§ Activity:
Beginning at the line that includes "Give me the" in the entries below, print each line exactly as it appears, through the last one.

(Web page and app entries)
[Start of Attachment]

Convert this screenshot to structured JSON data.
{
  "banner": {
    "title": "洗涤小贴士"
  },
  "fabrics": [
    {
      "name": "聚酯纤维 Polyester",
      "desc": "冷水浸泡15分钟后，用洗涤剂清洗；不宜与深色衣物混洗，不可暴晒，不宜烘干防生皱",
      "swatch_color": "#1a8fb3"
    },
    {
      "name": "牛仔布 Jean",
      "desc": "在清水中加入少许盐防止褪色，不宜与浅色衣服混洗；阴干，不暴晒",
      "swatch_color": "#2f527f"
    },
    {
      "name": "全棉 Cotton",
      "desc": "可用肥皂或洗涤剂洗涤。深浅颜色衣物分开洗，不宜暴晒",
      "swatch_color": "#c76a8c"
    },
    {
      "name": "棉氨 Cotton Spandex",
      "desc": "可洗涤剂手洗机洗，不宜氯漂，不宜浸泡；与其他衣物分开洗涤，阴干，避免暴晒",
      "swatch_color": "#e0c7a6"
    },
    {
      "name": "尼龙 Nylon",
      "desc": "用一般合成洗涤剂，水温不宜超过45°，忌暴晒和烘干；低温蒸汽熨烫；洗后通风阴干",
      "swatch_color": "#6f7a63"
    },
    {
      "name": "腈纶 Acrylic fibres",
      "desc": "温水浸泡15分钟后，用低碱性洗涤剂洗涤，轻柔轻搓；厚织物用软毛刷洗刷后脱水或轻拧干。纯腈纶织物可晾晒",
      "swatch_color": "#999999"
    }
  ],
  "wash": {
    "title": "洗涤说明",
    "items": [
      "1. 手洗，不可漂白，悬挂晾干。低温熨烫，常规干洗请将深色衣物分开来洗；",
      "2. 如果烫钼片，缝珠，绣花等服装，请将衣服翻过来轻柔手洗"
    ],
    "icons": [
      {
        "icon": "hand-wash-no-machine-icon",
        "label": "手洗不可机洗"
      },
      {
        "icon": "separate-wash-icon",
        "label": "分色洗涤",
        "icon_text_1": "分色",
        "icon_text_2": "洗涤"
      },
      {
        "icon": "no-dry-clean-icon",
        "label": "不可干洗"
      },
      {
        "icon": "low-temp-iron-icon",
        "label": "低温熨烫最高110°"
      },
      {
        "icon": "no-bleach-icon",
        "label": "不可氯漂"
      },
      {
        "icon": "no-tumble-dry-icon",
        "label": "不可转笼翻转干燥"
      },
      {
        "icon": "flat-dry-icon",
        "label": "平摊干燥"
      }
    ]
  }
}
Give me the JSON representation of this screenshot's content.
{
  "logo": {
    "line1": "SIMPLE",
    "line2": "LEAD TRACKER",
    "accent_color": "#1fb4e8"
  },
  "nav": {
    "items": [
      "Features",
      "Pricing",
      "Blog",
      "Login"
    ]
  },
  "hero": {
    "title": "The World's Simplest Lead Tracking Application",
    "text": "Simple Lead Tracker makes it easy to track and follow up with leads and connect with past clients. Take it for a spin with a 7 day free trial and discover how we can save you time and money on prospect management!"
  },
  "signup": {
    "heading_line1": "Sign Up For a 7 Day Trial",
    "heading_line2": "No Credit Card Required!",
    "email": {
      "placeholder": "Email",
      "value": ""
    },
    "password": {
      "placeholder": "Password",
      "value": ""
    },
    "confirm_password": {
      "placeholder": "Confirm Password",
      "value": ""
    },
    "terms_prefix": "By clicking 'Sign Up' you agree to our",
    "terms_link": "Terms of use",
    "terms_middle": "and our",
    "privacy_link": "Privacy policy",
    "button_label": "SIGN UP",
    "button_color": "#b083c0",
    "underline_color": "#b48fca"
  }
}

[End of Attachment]

§ Result of this exercise:
Give me the JSON representation of this screenshot's content.
{
  "logo": {
    "line1": "SIMPLE",
    "line2": "LEAD TRACKER",
    "accent_color": "#1fb4e8"
  },
  "nav": {
    "items": [
      "Features",
      "Pricing",
      "Blog",
      "Login"
    ]
  },
  "hero": {
    "title": "The World's Simplest Lead Tracking Application",
    "text": "Simple Lead Tracker makes it easy to track and follow up with leads and connect with past clients. Take it for a spin with a 7 day free trial and discover how we can save you time and money on prospect management!"
  },
  "signup": {
    "heading_line1": "Sign Up For a 7 Day Trial",
    "heading_line2": "No Credit Card Required!",
    "email": {
      "placeholder": "Email",
      "value": ""
    },
    "password": {
      "placeholder": "Password",
      "value": ""
    },
    "confirm_password": {
      "placeholder": "Confirm Password",
      "value": ""
    },
    "terms_prefix": "By clicking 'Sign Up' you agree to our",
    "terms_link": "Terms of use",
    "terms_middle": "and our",
    "privacy_link": "Privacy policy",
    "button_label": "SIGN UP",
    "button_color": "#b083c0",
    "underline_color": "#b48fca"
  }
}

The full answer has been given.